The Legacy of Fidel and the Future of Cuba

Thursday, January 19, 2017 - 09:00

On December 2, the Center for Latin American Studies hosted a panel discussion focusing on how the death of Fidel Castro will affect Cuba and the region as a whole. The event was entitled “The Legacy of Fidel and the Future of Cuba”.

The first speaker was University of Pittsburgh Political Science Professor and Director of the Center for Latin American Studies, Scott Morgenstern. Morgenstern warned that change does not mean improvement in Cuba. He focused his comments on the challenges and opportunities that may lie ahead. Some of these opportunities for expansion and improvement include tourism, biomedics, education and even potentially oil. Morgenstern described how there is a whisper campaign in Cuba and a louder campaign outside of Cuba pushing for changes. The goal for Cuba will be to maintain its legacy and move beyond the problems. While some may look towards Raul Castro as a more pragmatic leader, Morgenstern believes that any changes will be very slow. Morgenstern also pointed towards the free trade zone and the Mariel port as examples of Cuban potential. The role of the United States was also an important part of the discussion of Cuba’s future development. Morgenstern mentioned how President-elect Trump has been unclear about his policy towards Cuba. He could try to open up Cuba in order to build more Trump towers or close down any progress made by President Obama.

The second speaker, Tania Pérez Cano, a lecturer in the Hispanic Languages and Literatures Department, had a more personal take on the death of Fidel Castro because she lived much of her life in Cuba.

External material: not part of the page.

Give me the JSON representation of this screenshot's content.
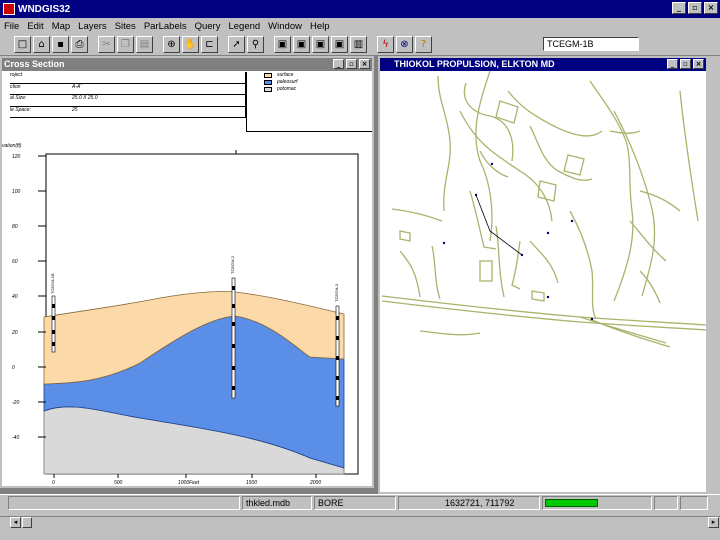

She spoke of how the silence in Cuba was just as loud as the celebrations in Miami. She focused on both the positives such as Cuba’s medical missions abroad and the negatives such as the lack of technology. Pérez Cano discussed how many of the problems in Cuba can be attributed to the cycles of economic policy in which Castro alternated between policy based on ideology and policy based on pragmaticism. She explained that the series of pragmatic economic policy was an attempt to fix the economic problem caused by Castro’s ideology. These economic problems have continued to cause divisiveness in Cuban society. She also spoke of the expansive financial need in Cuba, due to these chaotic economic policies. Like Morgenstern, she warned about how the Trump presidency may impact improved relations with Cuba. She reminded the audience that President-elect Trump thanked his Cuban supporters in Florida for their support. Trump may be more concerned with maintaining the support of Cuban Americans instead of repairing relations with Cuba.

The third speaker was Amaury Yasmani Perez, a PhD student in the political science department. He also had a very personal story of leaving Cuba at age 14 and going to Miami. He had a very pointed take on the propaganda he experienced in Cuba which he described as constant indoctrinated in school complete with mandatory political events that all students had to attend. He expressed doubt about any immediate possibility of change due to the fact that schools create students who support the revolution and that they come out of the education system feeling like they owe something to the revolution. He also spoke of the large generation gap between Cuban-Americans who all want the same goal, but have different approaches to how to achieve that goal. He explained how younger Cuban Americans, like himself, want to reject the embargo and focus instead of social and cultural exchange. He also focused on how Cubans in Miami have been preparing to invest in Cuba again and that there is a lot of potential for Cuban American investment if economic policies change.

The final speaker was Ariel Armony, the director of the University Center for International Studies and Senior Director of International Programs. He spoke of how Cuba has played a role in all of Latin America. He encouraged looking back at the history of the Cold War era because in Latin America, it was not a cold war, but one in which a lot of lives were lost. Armony recounted that we have not yet recovered that history and come to terms with it; not just in how Cuba has affected Latin America, but in how Cuba has affected the relationship between the US and Latin America. It has been a sore spot in the region. In terms of the future of Cuba, Armony posed the question of whether the Latin American community wants Cuba to become like Costa Rica. He spoke of how Latin America has a selfish dream of making Cuba the utopia they have always hoped for. He questioned whether the rest of the world wants a hand in making the utopia happen or whether we just want Cuba to invent the utopia for us.

Though the panel was a mix of those from different countries, backgrounds and generations, they all agreed on the need for change in Cuba. They also all agreed that the death of Fidel Castro alone will not bring about major change. Despite all of the speculation about the future of Cuba, the panel agreed that there is no way to know what that future holds.

 

About Author(s)

Katherine Andrews
Katherine Andrews is a senior at the University of Pittsburgh majoring in Political Science with certificates in Global and Latin American Studies. She spent her summer interning with the Bureau of Western Hemisphere Affairs at the State Department and has done research with CLAS in Costa Rica and Mexico. Her focus is on gender and sexuality issues in Latin America, specifically international gender-based violence policy.